This is the first book-length study of Tennyson's record of publication in Victorian periodicals. Despite Tennyson's supposed hostility to periodicals, Ledbetter shows that he made a career-long habit of contributing to them and in the process revealed not only his willingness to promote his career but also his status as a highly valued commodity. Tennyson published more than sixty poems in serial publications, from his debut as a Cambridge prize-winning poet with "Timbuctoo" in the Cambridge Chronicle and Journal to his last public composition as Poet Laureate with "The Death of the Duke of Clarence and Avondale" in The Nineteenth Century. In addition, poems such as "The Charge of the Light Brigade" were shaped by his reading of newspapers. Ledbetter explores the ironies and tensions created by Tennyson's attitudes toward publishing in Victorian periodicals and the undeniable benefits to his career. She situates the poet in an interdependent commodity relationship with periodicals, viewing his individual poems as textual modules embedded in a page of meaning inscribed by the periodical's history, the poet's relationship with the periodical's readers, an image sharing the page whether or not related to the poem, and cultural contexts that create new meanings for Tennyson's work. Her book enriches not only our understanding of Tennyson's relationship to periodical culture but the textual implications of a poem's relationship with other texts on a periodical page and the meanings available to specific groups of readers targeted by individual periodicals.

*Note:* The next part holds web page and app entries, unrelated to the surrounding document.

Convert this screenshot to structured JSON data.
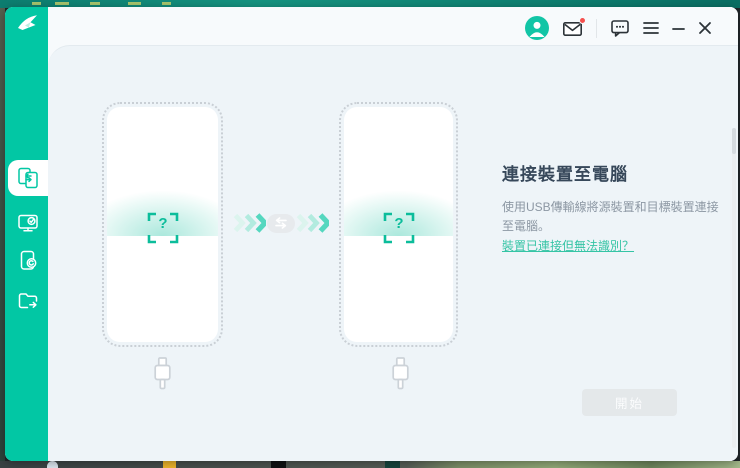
{
  "titlebar": {
    "account_icon": "user-avatar-icon",
    "mail_icon": "envelope-icon",
    "mail_notification": true,
    "feedback_icon": "chat-bubble-icon",
    "menu_icon": "hamburger-menu-icon",
    "minimize_icon": "minimize-icon",
    "close_icon": "close-icon"
  },
  "sidebar": {
    "logo_icon": "brand-swoosh-logo",
    "items": [
      {
        "id": "phone-to-phone-transfer",
        "icon": "phone-transfer-icon",
        "active": true
      },
      {
        "id": "computer-transfer",
        "icon": "computer-check-icon",
        "active": false
      },
      {
        "id": "phone-backup-restore",
        "icon": "phone-restore-icon",
        "active": false
      },
      {
        "id": "data-export",
        "icon": "folder-export-icon",
        "active": false
      }
    ]
  },
  "connect_screen": {
    "title": "連接裝置至電腦",
    "description": "使用USB傳輸線將源裝置和目標裝置連接至電腦。",
    "help_link": "裝置已連接但無法識別？",
    "start_button": "開始",
    "source_device_placeholder": "?",
    "target_device_placeholder": "?",
    "source_cable_icon": "usb-plug-icon",
    "target_cable_icon": "usb-plug-icon",
    "transfer_direction_icon": "swap-arrows-icon"
  },
  "colors": {
    "brand_teal": "#02c7a4",
    "link_teal": "#35c4a5",
    "panel_background": "#eef4f8",
    "notification_red": "#f5504e",
    "disabled_button": "#e4e8ea"
  }
}
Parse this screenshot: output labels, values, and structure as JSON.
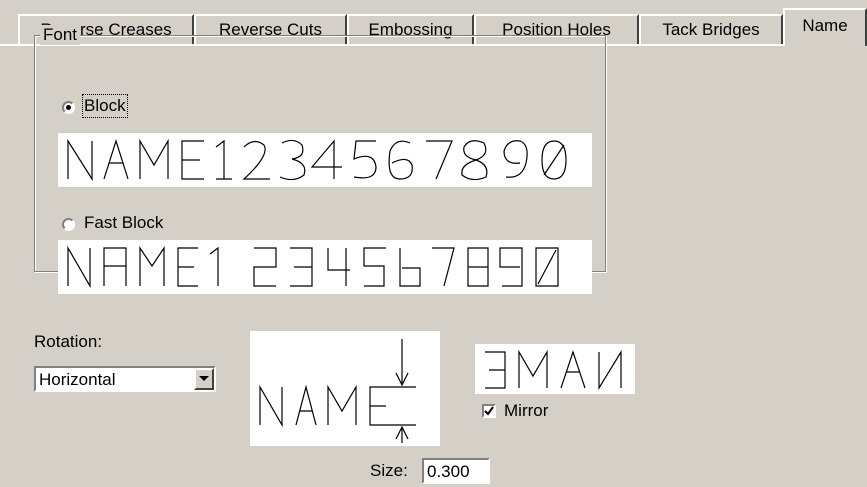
{
  "tabs": [
    {
      "label": "Reverse Creases",
      "active": false
    },
    {
      "label": "Reverse Cuts",
      "active": false
    },
    {
      "label": "Embossing",
      "active": false
    },
    {
      "label": "Position Holes",
      "active": false
    },
    {
      "label": "Tack Bridges",
      "active": false
    },
    {
      "label": "Name",
      "active": true
    }
  ],
  "font_group": {
    "legend": "Font",
    "options": [
      {
        "label": "Block",
        "selected": true,
        "preview_text": "NAME1234567890"
      },
      {
        "label": "Fast Block",
        "selected": false,
        "preview_text": "NAME1234567890"
      }
    ]
  },
  "rotation": {
    "label": "Rotation:",
    "selected": "Horizontal"
  },
  "size_preview": {
    "text": "NAME"
  },
  "mirror": {
    "label": "Mirror",
    "checked": true,
    "preview_text": "EMAN"
  },
  "size": {
    "label": "Size:",
    "value": "0.300"
  }
}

Those 'vapid' gift books. Resistance and commodification: 'indecent exposure' in the periodicals. War scares and patriot-soldiers: political poetry. 'God Save the Queen': laureatic responses. Transatlantic connections.